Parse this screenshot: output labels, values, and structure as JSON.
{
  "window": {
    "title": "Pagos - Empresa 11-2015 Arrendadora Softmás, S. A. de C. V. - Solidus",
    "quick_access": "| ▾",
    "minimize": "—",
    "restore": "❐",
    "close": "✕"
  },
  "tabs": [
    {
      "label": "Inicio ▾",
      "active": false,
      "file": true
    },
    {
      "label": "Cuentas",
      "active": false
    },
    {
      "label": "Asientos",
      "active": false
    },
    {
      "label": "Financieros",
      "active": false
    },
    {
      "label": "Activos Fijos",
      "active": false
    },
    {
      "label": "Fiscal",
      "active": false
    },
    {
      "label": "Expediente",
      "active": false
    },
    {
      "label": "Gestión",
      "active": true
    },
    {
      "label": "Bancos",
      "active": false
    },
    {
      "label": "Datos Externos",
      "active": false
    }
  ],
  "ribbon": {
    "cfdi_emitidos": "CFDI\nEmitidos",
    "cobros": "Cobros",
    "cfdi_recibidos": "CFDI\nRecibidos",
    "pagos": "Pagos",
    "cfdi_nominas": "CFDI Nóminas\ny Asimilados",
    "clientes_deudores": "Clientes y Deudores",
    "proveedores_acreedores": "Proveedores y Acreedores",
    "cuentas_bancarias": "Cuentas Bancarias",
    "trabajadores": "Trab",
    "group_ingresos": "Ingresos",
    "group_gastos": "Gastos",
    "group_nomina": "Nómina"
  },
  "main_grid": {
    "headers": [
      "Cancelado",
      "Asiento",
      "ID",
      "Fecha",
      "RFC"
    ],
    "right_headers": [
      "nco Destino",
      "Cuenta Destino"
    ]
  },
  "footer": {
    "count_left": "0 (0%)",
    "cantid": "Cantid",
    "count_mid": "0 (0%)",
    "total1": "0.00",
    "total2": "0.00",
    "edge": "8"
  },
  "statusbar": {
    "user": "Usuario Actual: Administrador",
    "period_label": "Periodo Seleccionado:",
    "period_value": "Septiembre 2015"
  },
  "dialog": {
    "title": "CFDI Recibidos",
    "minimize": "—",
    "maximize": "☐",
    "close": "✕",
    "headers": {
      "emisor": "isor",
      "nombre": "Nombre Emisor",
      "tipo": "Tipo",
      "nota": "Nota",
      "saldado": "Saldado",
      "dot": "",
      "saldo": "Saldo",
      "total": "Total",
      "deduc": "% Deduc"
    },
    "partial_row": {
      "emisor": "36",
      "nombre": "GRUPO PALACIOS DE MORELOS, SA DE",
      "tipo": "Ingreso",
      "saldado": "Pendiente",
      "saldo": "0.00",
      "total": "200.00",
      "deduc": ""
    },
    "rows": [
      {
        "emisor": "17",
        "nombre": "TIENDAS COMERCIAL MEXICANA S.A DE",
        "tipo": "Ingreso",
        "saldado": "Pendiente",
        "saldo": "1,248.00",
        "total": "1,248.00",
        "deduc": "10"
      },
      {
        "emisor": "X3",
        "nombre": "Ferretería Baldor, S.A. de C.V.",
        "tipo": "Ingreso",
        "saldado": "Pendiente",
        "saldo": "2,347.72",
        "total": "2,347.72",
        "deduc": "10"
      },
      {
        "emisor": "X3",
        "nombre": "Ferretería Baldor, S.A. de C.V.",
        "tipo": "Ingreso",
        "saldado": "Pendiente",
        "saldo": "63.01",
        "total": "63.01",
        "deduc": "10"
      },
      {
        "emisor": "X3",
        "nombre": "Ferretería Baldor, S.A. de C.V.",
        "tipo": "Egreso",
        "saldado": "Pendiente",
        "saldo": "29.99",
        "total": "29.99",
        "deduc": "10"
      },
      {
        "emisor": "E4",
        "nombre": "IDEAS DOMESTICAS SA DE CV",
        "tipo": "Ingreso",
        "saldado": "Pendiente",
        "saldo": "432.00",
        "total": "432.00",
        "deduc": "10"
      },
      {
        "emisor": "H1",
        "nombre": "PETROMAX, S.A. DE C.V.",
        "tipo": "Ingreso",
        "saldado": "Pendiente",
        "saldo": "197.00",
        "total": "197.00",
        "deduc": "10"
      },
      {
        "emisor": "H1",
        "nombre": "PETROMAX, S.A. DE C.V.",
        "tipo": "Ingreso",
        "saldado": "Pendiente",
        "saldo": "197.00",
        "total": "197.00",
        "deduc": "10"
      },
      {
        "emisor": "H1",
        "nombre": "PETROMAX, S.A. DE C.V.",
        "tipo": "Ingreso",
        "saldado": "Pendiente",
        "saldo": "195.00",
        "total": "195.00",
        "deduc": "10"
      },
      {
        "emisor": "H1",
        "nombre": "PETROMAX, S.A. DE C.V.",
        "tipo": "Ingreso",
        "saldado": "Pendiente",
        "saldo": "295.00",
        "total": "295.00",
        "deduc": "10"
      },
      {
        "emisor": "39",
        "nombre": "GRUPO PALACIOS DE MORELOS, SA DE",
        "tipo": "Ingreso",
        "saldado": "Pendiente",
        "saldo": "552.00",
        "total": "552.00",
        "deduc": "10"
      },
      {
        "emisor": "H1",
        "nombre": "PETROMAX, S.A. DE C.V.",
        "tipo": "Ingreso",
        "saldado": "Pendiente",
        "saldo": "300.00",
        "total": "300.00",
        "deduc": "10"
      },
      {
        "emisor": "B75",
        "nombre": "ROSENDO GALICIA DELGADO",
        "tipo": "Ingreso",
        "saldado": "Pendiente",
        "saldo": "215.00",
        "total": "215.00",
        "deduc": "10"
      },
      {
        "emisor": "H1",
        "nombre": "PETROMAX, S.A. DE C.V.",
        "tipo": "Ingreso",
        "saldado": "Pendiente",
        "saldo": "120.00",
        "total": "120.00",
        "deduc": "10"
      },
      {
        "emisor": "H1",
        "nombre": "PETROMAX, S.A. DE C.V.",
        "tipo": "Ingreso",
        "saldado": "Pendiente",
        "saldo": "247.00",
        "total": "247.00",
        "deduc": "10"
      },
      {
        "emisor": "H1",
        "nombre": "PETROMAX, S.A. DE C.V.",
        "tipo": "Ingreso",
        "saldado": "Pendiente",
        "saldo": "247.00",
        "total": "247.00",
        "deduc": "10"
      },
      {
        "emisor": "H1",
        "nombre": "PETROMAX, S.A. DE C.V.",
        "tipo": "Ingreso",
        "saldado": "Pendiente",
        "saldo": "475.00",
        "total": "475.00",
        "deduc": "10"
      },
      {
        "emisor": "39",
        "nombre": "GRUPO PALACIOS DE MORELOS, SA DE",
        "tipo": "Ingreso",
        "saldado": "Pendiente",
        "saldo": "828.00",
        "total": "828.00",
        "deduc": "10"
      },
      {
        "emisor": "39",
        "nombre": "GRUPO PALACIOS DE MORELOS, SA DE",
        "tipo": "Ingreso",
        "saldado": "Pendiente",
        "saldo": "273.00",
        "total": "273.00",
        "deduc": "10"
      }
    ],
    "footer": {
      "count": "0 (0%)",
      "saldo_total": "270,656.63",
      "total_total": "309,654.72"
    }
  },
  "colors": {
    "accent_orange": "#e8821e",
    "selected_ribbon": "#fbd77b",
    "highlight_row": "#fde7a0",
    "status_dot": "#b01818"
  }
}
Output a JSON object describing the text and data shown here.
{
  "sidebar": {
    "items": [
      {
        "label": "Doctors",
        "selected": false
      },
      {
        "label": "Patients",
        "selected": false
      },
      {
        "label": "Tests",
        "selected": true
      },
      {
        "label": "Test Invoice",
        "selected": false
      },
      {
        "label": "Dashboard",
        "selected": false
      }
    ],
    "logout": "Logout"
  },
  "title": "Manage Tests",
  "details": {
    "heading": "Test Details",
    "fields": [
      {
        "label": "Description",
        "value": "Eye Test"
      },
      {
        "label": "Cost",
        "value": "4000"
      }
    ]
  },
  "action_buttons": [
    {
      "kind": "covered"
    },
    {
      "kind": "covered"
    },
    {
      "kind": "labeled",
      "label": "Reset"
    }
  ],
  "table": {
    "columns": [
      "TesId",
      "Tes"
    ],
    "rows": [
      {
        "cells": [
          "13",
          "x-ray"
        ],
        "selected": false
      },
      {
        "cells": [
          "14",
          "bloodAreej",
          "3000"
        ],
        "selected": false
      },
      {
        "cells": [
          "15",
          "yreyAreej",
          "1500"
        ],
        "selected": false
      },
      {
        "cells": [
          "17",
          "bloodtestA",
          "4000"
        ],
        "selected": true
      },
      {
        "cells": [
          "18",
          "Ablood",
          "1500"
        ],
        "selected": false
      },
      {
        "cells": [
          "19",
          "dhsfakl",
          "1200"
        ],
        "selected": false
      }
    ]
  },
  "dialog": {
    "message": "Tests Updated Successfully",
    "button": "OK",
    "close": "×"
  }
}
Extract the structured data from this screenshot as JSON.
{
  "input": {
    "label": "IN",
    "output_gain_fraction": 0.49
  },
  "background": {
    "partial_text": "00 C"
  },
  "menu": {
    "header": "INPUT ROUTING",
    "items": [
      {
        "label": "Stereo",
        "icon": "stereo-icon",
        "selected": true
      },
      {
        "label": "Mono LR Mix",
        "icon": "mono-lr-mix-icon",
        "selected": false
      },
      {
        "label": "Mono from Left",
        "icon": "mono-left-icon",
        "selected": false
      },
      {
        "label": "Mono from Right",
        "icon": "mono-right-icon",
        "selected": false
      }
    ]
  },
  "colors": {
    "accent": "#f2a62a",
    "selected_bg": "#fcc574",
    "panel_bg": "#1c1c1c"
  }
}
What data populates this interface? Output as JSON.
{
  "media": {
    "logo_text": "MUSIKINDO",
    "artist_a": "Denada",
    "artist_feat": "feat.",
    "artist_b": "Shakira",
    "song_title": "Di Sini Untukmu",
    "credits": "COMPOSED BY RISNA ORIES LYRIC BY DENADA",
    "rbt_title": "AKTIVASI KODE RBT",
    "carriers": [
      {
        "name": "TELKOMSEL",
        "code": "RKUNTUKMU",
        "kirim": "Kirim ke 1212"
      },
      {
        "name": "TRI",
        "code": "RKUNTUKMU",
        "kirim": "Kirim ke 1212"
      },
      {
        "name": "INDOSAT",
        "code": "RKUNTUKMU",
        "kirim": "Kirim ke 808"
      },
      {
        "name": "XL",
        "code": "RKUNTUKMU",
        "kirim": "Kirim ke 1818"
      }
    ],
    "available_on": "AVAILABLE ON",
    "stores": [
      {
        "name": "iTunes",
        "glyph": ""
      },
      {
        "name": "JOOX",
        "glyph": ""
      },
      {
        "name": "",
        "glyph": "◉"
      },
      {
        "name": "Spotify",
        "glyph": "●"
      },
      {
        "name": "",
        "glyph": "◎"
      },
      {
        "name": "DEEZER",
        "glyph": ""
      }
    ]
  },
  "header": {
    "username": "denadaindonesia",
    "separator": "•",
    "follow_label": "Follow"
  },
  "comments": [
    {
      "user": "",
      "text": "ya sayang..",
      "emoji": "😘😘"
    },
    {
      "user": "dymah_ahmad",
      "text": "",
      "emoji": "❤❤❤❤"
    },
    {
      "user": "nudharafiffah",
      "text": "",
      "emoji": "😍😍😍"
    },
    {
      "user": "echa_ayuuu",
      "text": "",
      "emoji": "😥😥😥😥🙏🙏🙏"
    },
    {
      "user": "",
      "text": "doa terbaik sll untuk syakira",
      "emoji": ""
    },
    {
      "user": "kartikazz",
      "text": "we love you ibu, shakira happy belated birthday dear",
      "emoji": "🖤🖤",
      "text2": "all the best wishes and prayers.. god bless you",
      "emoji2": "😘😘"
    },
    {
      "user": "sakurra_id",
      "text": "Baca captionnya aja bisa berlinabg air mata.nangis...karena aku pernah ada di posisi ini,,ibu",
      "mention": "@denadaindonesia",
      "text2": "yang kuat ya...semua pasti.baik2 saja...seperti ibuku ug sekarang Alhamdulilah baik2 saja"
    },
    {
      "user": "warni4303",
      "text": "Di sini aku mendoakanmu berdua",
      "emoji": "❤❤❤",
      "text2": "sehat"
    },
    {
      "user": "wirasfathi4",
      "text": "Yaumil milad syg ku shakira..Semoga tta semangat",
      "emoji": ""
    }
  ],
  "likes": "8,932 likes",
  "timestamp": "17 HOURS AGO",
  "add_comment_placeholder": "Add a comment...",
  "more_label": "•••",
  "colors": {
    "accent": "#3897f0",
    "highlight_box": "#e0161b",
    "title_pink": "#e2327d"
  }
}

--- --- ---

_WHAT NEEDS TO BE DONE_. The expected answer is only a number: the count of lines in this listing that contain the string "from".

_ANSWER TO THIS PROBLEM_. 3